When a debt collector calls or writes, it’s usually for one of two reasons. Either you’ve fallen behind on payments, or there’s an error on one of your accounts. Regardless of the reason you’re being contacted, you have a legal right to be treated properly and not lied to or harassed. All too often, debt collectors use questionable or deceptive tactics to try to bully you into making a payment. These tactics may be illegal under Federal and/or state law. If you have received contact from a collection agency or a law firm acting as a debt collector, we can help – at no cost to you.
How you're protected.
Under Federal law, The Fair Debt Collection Practices Act (FDCPA) protects you from unfair debt collection practices. If the debt collector has violated the FDCPA, you can sue for both actual and statutory damages. Not only that, you won’t have to pay the attorney’s fees – the law provides that the consumer’s attorney’s fees will be paid by the debt collector.
What debt collectors may not do.
Under the FDCPA, debt collectors may not – either over the phone or through the U.S. mail or email:
- harass, oppress, or abuse you
- contact third parties (neighbors, relatives, co-workers) and discuss details of your debt
- continue collection efforts after you write them to stop
- continue collecting after you write to tell them you’re represented by an attorney
- use any false or misleading statements when collecting a debt.
- represent that they operate or work for a credit bureau
- misrepresent or inflate the amount of your debt
- place private or personal account information about you on, or visible through, any envelope
- threaten to garnish your wages for most debts (Pennsylvania residents)
- threaten to take an action they can’t take legally or don’t intend to take
- fail to disclose that they’re a debt collector
- give false credit information about you to anyone, including a credit bureau
- collect any amount greater than your debt, unless expressly permitted by law or your contract
- call you at any time known to be inconvenient for you. This generally means not after 9:00 p.m. or before 8:00 a.m., but can include other hours, for example, if the collector knows you work a night shift, or are too ill to handle phone calls.
- miscalculate interest, penalties or other charges
- sue on or threaten legal action on a time-barred or "stale" debt
- Threaten IRS reporting or tax consequences if untrue.
- Threaten a lawsuit when none is intended.
Collectors may call you at work, but if you tell them you are not able to accept calls, they may NOT call you there. You should write the collector to confirm they contacted you and that you requested they not call you during work hours. This letter should be sent by Certified Mail, Return Receipt. If the collector continues to call, document the calls by creating a Call Log, and contact us.
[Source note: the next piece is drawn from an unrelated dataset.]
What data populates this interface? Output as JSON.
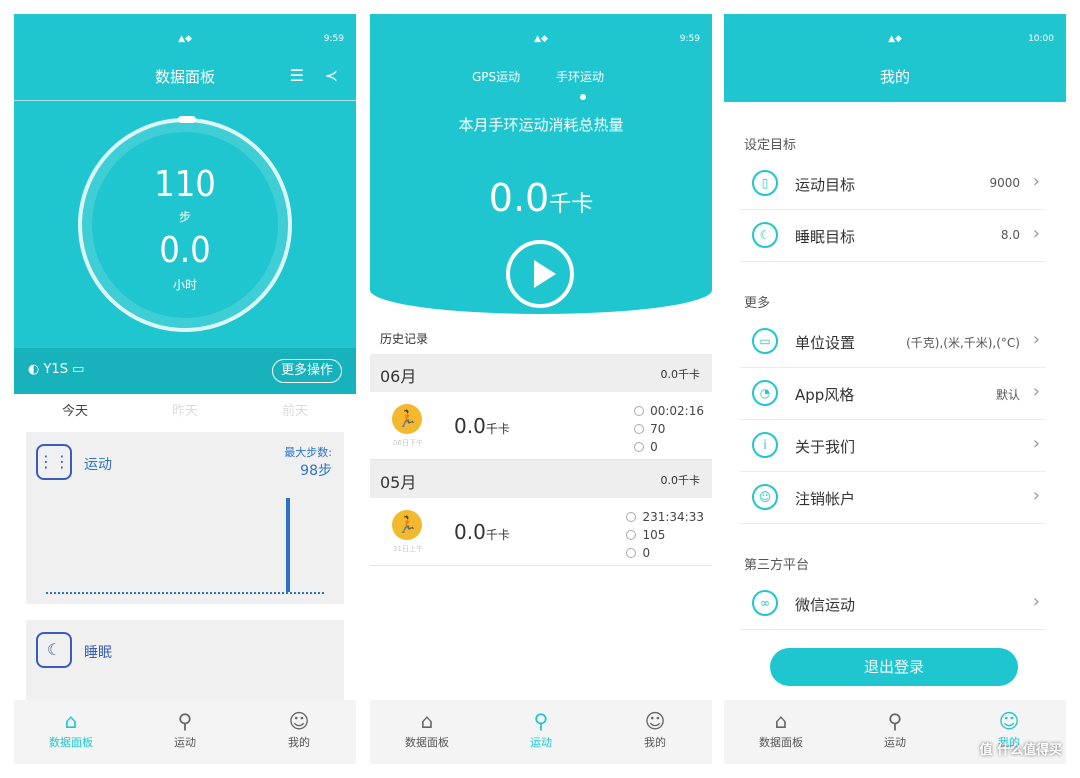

Not sure if your rights have been violated?
Contact us today. Our staff will review your case and determine if you have a reason to take action against the debt collector.